__Instructions to follow__
A single count is required: the lines of the data below in which the word "icon" occurs.

__Input material__
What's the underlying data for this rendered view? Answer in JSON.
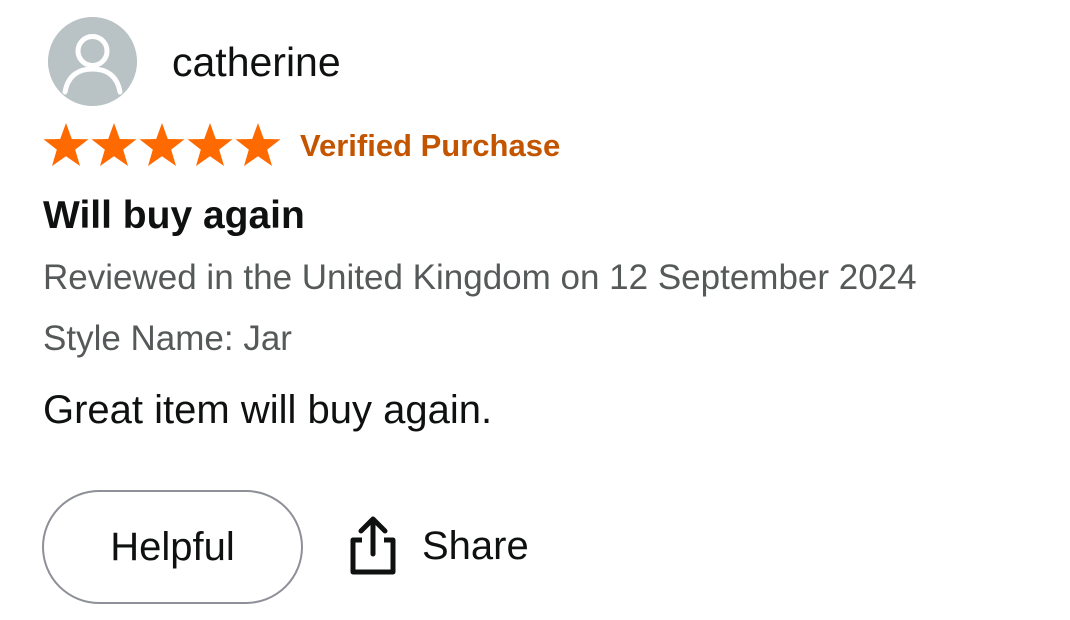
{
  "review": {
    "reviewer_name": "catherine",
    "avatar_icon": "default-user-icon",
    "rating": 5,
    "rating_max": 5,
    "star_color": "#ff6a00",
    "verified_label": "Verified Purchase",
    "verified_color": "#c45500",
    "title": "Will buy again",
    "review_meta": "Reviewed in the United Kingdom on 12 September 2024",
    "style_info": "Style Name: Jar",
    "body": "Great item will buy again."
  },
  "actions": {
    "helpful_label": "Helpful",
    "share_label": "Share",
    "share_icon": "share-icon"
  }
}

__Task solution__
2